===== Data extract
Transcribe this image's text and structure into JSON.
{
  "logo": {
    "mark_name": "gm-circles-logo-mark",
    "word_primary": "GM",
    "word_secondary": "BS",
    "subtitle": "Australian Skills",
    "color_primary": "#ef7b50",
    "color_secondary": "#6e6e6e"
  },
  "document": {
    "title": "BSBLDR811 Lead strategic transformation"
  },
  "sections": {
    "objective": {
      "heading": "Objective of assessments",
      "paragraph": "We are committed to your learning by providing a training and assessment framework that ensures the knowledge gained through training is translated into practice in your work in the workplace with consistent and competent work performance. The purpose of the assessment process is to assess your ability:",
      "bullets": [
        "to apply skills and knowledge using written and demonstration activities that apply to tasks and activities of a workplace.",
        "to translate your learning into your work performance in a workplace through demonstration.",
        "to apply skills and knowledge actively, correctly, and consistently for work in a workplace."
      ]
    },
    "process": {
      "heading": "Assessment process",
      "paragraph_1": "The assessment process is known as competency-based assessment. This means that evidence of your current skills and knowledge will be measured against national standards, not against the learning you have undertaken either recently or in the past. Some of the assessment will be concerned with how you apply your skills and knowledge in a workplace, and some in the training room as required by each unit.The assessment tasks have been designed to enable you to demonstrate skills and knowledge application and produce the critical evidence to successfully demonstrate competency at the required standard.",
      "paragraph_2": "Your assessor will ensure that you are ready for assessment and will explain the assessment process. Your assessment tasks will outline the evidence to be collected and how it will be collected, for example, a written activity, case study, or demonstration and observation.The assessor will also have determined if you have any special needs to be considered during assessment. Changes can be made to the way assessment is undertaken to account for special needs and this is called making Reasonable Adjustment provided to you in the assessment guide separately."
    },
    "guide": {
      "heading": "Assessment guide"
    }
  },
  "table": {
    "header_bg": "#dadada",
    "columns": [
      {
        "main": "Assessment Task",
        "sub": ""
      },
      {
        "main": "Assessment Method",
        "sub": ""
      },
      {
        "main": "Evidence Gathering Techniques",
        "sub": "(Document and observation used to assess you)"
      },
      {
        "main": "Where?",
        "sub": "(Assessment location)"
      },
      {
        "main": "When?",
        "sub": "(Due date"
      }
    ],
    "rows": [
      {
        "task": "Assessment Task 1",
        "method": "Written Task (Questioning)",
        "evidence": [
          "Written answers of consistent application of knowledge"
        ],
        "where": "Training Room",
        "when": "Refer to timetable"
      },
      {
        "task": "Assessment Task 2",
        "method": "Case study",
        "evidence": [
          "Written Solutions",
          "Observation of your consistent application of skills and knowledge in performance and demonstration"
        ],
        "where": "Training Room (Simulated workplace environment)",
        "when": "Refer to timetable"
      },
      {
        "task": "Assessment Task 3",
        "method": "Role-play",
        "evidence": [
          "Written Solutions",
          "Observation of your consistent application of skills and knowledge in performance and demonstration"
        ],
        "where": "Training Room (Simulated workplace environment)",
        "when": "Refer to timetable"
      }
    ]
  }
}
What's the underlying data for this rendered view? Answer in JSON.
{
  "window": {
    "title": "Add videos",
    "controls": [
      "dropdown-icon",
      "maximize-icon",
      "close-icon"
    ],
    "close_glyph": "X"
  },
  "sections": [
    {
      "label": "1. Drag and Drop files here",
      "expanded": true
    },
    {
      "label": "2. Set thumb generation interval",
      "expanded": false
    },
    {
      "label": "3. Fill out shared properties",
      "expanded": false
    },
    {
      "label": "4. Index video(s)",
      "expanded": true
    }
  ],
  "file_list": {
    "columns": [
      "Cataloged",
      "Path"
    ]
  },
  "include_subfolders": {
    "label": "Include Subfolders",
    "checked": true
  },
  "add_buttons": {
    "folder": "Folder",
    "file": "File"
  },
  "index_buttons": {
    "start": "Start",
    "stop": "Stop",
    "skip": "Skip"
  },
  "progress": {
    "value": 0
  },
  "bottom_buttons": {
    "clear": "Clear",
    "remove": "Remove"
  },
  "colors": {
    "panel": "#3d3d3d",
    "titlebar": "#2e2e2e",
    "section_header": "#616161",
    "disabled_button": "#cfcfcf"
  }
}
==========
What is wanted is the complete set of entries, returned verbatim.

Transcribe this image's text and structure into JSON.
{
  "logo": {
    "mark_name": "gm-circles-logo-mark",
    "word_primary": "GM",
    "word_secondary": "BS",
    "subtitle": "Australian Skills",
    "color_primary": "#ef7b50",
    "color_secondary": "#6e6e6e"
  },
  "document": {
    "title": "BSBLDR811 Lead strategic transformation"
  },
  "sections": {
    "objective": {
      "heading": "Objective of assessments",
      "paragraph": "We are committed to your learning by providing a training and assessment framework that ensures the knowledge gained through training is translated into practice in your work in the workplace with consistent and competent work performance. The purpose of the assessment process is to assess your ability:",
      "bullets": [
        "to apply skills and knowledge using written and demonstration activities that apply to tasks and activities of a workplace.",
        "to translate your learning into your work performance in a workplace through demonstration.",
        "to apply skills and knowledge actively, correctly, and consistently for work in a workplace."
      ]
    },
    "process": {
      "heading": "Assessment process",
      "paragraph_1": "The assessment process is known as competency-based assessment. This means that evidence of your current skills and knowledge will be measured against national standards, not against the learning you have undertaken either recently or in the past. Some of the assessment will be concerned with how you apply your skills and knowledge in a workplace, and some in the training room as required by each unit.The assessment tasks have been designed to enable you to demonstrate skills and knowledge application and produce the critical evidence to successfully demonstrate competency at the required standard.",
      "paragraph_2": "Your assessor will ensure that you are ready for assessment and will explain the assessment process. Your assessment tasks will outline the evidence to be collected and how it will be collected, for example, a written activity, case study, or demonstration and observation.The assessor will also have determined if you have any special needs to be considered during assessment. Changes can be made to the way assessment is undertaken to account for special needs and this is called making Reasonable Adjustment provided to you in the assessment guide separately."
    },
    "guide": {
      "heading": "Assessment guide"
    }
  },
  "table": {
    "header_bg": "#dadada",
    "columns": [
      {
        "main": "Assessment Task",
        "sub": ""
      },
      {
        "main": "Assessment Method",
        "sub": ""
      },
      {
        "main": "Evidence Gathering Techniques",
        "sub": "(Document and observation used to assess you)"
      },
      {
        "main": "Where?",
        "sub": "(Assessment location)"
      },
      {
        "main": "When?",
        "sub": "(Due date"
      }
    ],
    "rows": [
      {
        "task": "Assessment Task 1",
        "method": "Written Task (Questioning)",
        "evidence": [
          "Written answers of consistent application of knowledge"
        ],
        "where": "Training Room",
        "when": "Refer to timetable"
      },
      {
        "task": "Assessment Task 2",
        "method": "Case study",
        "evidence": [
          "Written Solutions",
          "Observation of your consistent application of skills and knowledge in performance and demonstration"
        ],
        "where": "Training Room (Simulated workplace environment)",
        "when": "Refer to timetable"
      },
      {
        "task": "Assessment Task 3",
        "method": "Role-play",
        "evidence": [
          "Written Solutions",
          "Observation of your consistent application of skills and knowledge in performance and demonstration"
        ],
        "where": "Training Room (Simulated workplace environment)",
        "when": "Refer to timetable"
      }
    ]
  }
}
What's the underlying data for this rendered view? Answer in JSON.
{
  "window": {
    "title": "Add videos",
    "controls": [
      "dropdown-icon",
      "maximize-icon",
      "close-icon"
    ],
    "close_glyph": "X"
  },
  "sections": [
    {
      "label": "1. Drag and Drop files here",
      "expanded": true
    },
    {
      "label": "2. Set thumb generation interval",
      "expanded": false
    },
    {
      "label": "3. Fill out shared properties",
      "expanded": false
    },
    {
      "label": "4. Index video(s)",
      "expanded": true
    }
  ],
  "file_list": {
    "columns": [
      "Cataloged",
      "Path"
    ]
  },
  "include_subfolders": {
    "label": "Include Subfolders",
    "checked": true
  },
  "add_buttons": {
    "folder": "Folder",
    "file": "File"
  },
  "index_buttons": {
    "start": "Start",
    "stop": "Stop",
    "skip": "Skip"
  },
  "progress": {
    "value": 0
  },
  "bottom_buttons": {
    "clear": "Clear",
    "remove": "Remove"
  },
  "colors": {
    "panel": "#3d3d3d",
    "titlebar": "#2e2e2e",
    "section_header": "#616161",
    "disabled_button": "#cfcfcf"
  }
}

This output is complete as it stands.